Laser vision correction has allowed millions to see clearly without glasses or contacts. Not all types of laser vision correction are suitable for everyone. PRK is an excellent choice for many people, including some who cannot have LASIK. This procedure can correct farsightedness, nearsightedness, and astigmatism.
What is PRK?
Photorefractive keratectomy (PRK) is a type of laser vision correction that reshapes the cornea. This structure at the front of the eye changes the angle of incoming light. If you have a refractive error, the light does not focus, causing blurriness. PRK uses a laser to alter the shape of the cornea, correcting the angle of light as it enters the eye. For the right candidate, PRK may be an ideal choice.
How Does PRK Work?
Numbing eye drops will prevent you from feeling any discomfort during the procedure. Your eye surgeon removes the thin outer layer of the cornea, the epithelium, then uses an excimer laser to remove microscopically thin layers of corneal tissue.
This reshaping will allow light to enter the eye and focus on the retina for improved visual clarity. The highly precise excimer laser allows for significant vision improvement. PRK takes less than half an hour. You will need someone to drive you home.
How Much Does PRK Cost?
The cost of a PRK procedure varies widely. Factors that can affect this cost include your location and your chosen provider. When considering costs, also consider the expertise and reputation of the provider you select.
On average, PRK costs range from $1800 to $6500. If you compare this to the lifetime cost of glasses or contact lenses, you may find that you will save money in the long term.
Request a Consultation
We’d love to help you get all the information you need in order to make the best choice for your eyes. Request a consultation today! Our staff is available and happy to answer your every question.
Am I a Good Candidate for PRK?
PRK can treat nearsightedness, farsightedness, and astigmatism. In some cases, it may be the best and safest choice for laser vision correction. Good candidates may include people with thin corneas not eligible for LASIK. Because LASIK creates a flap in the cornea, athletes at risk of dislodging this flap may also be good candidates for PRK. Only a consultation can determine which type of laser vision correction will work best for you.
What is Recovery Like After PRK?
After the procedure, you will have a bandage contact lens placed on your eye. You can expect this to stay in place for up to a week. During this time, the corneal epithelium heals. You may have blurry vision for the first few days, but within a week, most people can drive and return to work. Your vision may continue to improve for several months. Make sure to use the eye drops and medications as instructed to ensure the best results.

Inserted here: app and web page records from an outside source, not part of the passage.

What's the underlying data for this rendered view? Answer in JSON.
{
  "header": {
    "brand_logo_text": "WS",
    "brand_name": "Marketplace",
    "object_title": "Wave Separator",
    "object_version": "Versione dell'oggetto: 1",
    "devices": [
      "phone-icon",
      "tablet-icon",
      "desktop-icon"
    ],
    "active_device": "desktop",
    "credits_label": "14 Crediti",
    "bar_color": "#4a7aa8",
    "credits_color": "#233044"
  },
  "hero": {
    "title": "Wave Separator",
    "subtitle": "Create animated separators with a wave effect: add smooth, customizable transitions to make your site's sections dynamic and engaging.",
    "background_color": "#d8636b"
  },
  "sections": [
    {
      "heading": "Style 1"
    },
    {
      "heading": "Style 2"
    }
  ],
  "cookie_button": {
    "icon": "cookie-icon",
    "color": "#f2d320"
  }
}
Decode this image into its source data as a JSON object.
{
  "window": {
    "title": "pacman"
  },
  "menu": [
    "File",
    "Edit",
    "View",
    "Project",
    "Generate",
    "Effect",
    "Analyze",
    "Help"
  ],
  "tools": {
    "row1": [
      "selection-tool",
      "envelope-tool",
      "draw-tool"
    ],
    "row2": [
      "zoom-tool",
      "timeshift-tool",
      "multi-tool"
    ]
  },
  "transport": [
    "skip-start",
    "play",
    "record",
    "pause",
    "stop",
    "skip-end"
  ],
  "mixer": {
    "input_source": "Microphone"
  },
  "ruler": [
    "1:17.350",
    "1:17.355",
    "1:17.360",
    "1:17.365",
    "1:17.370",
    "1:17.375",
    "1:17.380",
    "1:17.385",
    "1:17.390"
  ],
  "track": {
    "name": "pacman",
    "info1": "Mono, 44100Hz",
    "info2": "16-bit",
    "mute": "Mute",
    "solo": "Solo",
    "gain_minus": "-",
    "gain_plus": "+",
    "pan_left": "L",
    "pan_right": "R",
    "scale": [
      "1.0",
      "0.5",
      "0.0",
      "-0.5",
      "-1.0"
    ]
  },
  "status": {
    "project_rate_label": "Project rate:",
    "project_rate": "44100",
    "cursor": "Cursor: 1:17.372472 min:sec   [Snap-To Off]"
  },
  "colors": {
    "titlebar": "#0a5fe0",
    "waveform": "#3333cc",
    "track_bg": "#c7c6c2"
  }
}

Take the Next Step
To schedule your in-person PRK consultation, call Alabata Eye Center at (850) 331-3937. A referral is not necessary. Thank you for trusting our professional services!